* [Problem statement] Would you filter the listing below so that only lines with the word "diff" remain?
- - -
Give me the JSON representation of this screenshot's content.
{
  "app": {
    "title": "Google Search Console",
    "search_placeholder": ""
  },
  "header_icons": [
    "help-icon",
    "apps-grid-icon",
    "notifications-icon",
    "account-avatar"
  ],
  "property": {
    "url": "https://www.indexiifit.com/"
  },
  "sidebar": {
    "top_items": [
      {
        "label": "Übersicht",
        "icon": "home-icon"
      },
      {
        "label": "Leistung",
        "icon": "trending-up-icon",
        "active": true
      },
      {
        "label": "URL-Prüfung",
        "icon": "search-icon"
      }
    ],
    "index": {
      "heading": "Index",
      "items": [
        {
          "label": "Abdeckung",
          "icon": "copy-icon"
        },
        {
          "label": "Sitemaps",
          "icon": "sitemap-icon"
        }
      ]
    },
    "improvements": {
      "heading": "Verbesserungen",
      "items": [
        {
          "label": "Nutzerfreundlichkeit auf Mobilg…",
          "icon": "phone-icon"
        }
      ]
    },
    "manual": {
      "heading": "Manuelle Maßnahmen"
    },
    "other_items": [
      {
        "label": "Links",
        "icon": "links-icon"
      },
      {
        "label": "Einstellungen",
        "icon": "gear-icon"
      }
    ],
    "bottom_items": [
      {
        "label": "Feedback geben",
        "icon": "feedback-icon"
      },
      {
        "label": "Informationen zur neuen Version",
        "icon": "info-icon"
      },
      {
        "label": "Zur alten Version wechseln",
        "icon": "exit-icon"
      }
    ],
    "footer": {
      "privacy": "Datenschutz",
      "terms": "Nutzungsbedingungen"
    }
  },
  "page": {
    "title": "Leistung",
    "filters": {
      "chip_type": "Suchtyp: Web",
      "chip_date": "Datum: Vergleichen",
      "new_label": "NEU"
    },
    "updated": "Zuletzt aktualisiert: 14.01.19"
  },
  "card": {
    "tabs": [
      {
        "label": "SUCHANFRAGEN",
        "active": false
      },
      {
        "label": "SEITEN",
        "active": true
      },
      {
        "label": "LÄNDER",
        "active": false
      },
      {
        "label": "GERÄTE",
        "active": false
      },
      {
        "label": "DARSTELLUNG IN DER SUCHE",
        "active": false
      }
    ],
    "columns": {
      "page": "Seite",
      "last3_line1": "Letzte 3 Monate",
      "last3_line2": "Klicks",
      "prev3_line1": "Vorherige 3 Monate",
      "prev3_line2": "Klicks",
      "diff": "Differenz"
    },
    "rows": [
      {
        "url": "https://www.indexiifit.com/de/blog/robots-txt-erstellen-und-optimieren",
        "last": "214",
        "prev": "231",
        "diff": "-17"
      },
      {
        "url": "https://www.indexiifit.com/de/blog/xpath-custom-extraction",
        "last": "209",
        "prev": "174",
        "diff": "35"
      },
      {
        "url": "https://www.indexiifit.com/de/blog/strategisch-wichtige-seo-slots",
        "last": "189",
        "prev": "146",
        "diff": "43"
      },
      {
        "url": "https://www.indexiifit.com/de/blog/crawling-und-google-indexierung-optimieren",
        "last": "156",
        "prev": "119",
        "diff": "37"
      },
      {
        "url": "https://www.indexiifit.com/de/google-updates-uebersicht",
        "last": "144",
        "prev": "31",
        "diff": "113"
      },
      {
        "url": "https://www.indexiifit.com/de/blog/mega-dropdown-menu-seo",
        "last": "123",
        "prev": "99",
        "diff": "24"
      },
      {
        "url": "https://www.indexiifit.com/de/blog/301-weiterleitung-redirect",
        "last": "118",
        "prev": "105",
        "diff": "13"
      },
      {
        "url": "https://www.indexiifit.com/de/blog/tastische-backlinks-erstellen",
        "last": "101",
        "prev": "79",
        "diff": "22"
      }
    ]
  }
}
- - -
* [Result]
      "diff": "Differenz"
        "diff": "-17"
        "diff": "35"
        "diff": "43"
        "diff": "37"
        "diff": "113"
        "diff": "24"
        "diff": "13"
        "diff": "22"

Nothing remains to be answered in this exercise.